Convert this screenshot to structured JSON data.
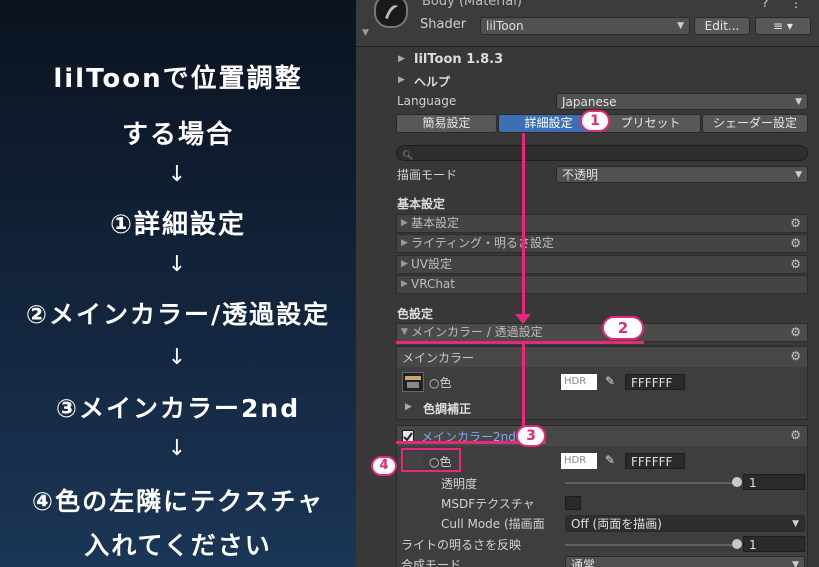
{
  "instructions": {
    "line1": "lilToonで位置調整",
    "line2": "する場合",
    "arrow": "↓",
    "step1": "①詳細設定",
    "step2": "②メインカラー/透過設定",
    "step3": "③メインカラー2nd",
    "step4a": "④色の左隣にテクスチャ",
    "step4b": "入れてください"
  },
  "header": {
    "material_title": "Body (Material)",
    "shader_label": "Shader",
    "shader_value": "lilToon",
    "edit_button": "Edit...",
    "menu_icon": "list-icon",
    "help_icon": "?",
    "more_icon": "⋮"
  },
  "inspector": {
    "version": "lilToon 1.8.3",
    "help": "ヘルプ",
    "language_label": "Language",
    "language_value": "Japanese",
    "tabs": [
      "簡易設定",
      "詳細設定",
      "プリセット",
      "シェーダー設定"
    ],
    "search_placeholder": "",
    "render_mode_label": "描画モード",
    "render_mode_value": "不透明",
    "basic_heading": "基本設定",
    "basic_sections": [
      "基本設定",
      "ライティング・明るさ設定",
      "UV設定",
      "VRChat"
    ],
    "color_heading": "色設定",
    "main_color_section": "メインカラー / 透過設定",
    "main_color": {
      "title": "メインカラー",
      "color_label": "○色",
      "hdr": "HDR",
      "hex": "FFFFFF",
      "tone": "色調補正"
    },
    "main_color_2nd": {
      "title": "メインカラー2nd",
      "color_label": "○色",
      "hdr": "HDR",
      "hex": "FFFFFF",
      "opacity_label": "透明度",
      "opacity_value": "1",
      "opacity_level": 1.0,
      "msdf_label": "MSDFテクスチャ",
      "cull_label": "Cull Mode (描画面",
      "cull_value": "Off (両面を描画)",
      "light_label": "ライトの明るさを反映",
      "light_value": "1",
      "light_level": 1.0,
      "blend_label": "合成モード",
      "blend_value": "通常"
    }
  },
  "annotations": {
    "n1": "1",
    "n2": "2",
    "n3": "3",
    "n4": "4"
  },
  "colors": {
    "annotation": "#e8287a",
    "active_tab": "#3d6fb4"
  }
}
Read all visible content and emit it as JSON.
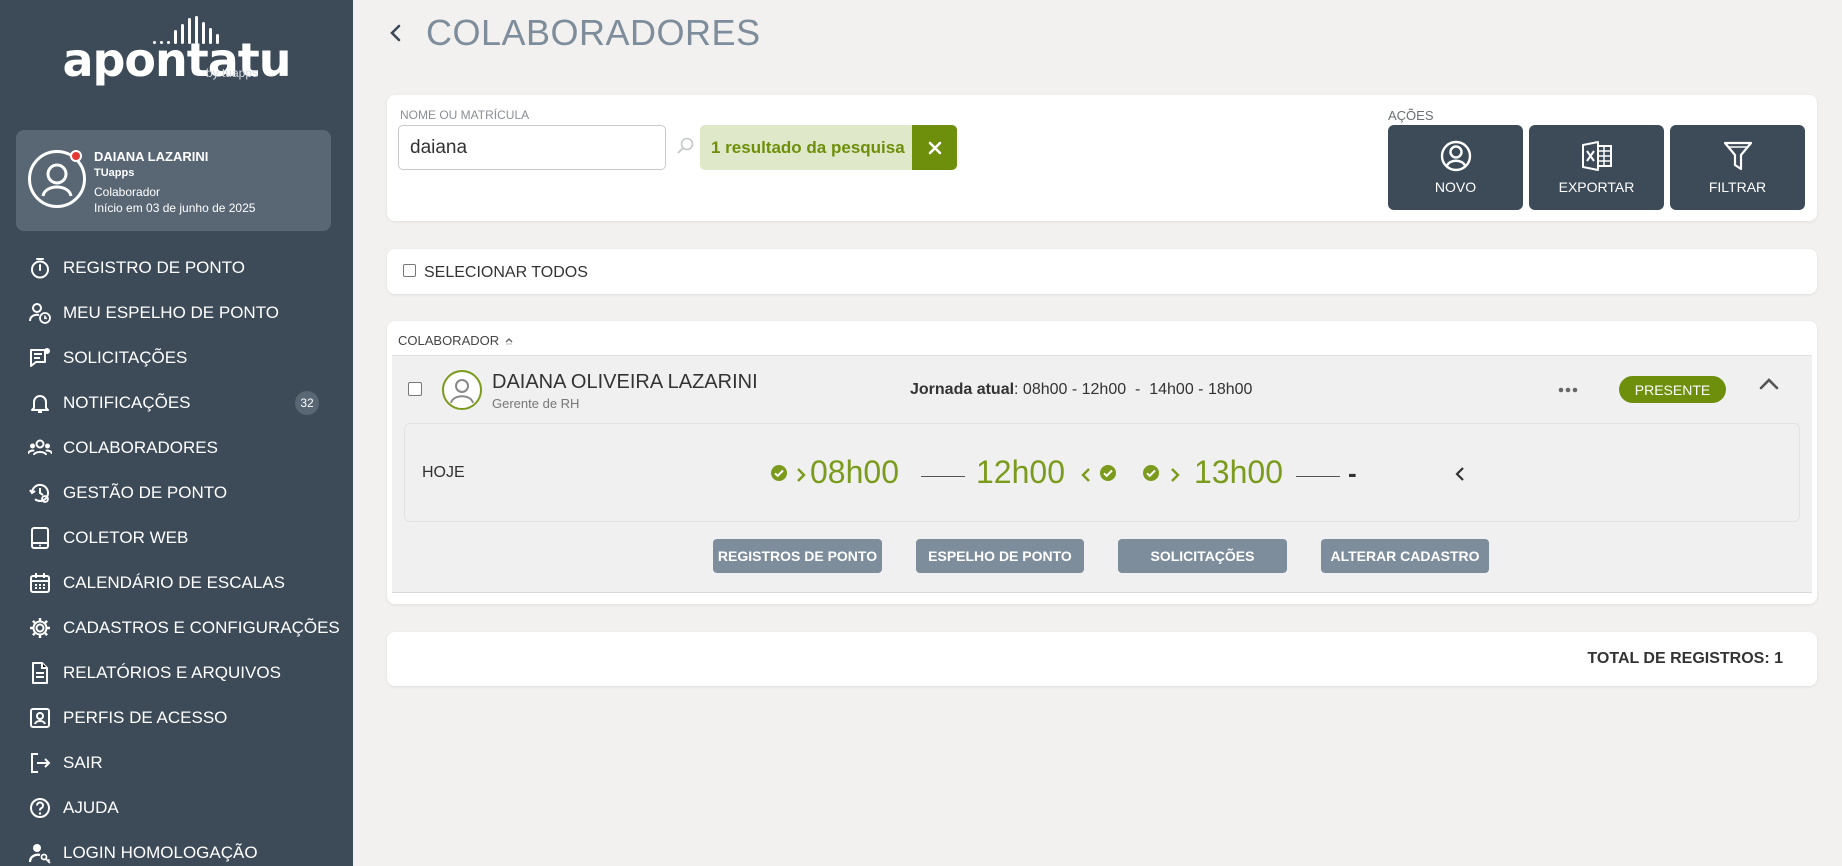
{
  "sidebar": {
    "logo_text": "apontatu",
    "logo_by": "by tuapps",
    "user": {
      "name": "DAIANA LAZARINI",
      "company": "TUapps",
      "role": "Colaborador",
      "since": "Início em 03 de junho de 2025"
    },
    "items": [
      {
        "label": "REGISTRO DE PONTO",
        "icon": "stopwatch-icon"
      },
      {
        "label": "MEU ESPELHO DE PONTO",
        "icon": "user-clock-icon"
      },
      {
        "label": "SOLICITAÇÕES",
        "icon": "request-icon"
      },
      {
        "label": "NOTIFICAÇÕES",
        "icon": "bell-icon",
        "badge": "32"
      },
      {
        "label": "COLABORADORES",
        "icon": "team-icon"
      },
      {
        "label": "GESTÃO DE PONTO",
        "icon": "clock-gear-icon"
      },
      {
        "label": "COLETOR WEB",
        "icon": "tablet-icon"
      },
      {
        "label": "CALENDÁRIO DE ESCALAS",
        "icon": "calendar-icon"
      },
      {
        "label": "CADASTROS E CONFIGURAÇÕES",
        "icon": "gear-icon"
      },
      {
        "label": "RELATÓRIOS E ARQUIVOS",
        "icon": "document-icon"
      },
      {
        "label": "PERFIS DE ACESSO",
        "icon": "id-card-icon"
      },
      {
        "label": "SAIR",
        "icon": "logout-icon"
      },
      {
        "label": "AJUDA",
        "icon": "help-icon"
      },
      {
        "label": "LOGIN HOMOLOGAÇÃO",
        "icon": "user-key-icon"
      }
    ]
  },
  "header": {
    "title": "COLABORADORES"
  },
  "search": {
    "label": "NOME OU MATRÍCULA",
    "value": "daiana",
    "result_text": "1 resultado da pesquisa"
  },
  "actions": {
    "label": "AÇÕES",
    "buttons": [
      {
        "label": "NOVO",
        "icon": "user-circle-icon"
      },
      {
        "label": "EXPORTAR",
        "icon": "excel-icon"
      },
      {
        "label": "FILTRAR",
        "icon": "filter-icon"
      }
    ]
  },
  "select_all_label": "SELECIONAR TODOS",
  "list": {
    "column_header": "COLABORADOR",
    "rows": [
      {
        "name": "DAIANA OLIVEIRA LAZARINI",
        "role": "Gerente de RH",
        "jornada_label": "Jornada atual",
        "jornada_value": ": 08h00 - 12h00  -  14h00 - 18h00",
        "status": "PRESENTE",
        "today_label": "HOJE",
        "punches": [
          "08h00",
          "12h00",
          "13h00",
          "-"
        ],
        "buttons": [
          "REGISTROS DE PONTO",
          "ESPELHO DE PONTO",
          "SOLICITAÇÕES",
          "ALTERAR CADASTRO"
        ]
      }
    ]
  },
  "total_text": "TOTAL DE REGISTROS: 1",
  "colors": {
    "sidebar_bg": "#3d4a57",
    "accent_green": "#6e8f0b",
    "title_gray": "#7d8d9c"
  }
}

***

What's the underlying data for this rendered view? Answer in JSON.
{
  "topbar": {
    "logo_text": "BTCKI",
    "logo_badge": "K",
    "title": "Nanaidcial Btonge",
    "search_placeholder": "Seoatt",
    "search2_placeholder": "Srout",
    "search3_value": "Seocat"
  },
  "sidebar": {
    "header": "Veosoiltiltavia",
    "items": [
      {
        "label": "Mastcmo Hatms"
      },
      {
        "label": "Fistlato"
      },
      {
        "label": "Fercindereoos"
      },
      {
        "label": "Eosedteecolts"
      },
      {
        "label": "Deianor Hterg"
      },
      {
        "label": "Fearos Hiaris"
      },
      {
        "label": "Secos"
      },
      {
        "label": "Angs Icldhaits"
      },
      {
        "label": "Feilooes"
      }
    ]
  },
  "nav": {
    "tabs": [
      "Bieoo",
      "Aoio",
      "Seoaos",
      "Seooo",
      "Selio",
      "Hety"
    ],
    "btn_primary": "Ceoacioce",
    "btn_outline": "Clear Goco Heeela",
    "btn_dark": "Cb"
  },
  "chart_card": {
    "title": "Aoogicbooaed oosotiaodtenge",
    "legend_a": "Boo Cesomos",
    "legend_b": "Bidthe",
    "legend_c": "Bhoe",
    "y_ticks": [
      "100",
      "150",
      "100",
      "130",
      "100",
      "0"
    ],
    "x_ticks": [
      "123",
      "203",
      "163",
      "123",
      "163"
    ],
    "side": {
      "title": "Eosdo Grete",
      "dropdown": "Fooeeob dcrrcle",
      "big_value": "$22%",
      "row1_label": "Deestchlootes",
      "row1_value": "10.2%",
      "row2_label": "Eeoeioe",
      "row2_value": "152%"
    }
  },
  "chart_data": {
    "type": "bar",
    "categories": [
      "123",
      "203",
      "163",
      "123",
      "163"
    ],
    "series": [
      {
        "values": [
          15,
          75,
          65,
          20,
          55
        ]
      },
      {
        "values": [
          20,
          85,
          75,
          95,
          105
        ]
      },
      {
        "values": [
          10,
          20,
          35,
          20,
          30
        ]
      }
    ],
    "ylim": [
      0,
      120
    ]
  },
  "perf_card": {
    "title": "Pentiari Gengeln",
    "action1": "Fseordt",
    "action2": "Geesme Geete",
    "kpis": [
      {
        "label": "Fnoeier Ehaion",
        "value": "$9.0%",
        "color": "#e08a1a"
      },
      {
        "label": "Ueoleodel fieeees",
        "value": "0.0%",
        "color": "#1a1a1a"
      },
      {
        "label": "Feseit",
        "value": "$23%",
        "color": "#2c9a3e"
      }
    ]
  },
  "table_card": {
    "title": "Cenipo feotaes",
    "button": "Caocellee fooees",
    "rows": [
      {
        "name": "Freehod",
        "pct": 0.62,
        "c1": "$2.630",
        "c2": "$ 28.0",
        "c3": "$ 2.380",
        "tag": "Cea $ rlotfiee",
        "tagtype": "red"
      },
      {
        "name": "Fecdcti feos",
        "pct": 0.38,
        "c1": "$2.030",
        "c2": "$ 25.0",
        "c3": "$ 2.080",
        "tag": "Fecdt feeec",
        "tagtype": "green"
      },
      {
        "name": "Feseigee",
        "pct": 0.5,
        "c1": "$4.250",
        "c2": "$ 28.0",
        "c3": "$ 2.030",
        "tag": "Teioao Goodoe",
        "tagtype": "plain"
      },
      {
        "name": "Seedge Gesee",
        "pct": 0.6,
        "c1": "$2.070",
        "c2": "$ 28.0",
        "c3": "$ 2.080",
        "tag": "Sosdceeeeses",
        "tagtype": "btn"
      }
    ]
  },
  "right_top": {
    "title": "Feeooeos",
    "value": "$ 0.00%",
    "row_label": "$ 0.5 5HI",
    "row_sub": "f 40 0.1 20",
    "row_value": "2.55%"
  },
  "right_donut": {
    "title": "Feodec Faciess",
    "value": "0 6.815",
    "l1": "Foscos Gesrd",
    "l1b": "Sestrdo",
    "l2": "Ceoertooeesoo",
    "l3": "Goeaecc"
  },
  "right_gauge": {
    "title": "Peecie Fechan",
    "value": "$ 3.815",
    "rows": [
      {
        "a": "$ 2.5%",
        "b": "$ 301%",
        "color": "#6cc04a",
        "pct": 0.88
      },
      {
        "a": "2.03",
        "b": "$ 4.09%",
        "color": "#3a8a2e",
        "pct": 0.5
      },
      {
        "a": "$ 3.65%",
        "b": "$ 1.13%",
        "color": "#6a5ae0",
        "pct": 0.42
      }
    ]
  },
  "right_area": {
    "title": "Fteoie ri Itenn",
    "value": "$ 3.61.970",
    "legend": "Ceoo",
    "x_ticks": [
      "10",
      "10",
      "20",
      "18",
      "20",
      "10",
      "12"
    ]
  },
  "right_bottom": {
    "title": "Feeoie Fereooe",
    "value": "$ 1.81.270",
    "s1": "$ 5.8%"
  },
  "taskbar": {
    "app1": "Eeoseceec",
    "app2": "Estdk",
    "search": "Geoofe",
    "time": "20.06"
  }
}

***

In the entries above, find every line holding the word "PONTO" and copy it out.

» SOLUTION:
        "label": "REGISTRO DE PONTO",
        "label": "MEU ESPELHO DE PONTO",
        "label": "GESTÃO DE PONTO",
          "REGISTROS DE PONTO",
          "ESPELHO DE PONTO",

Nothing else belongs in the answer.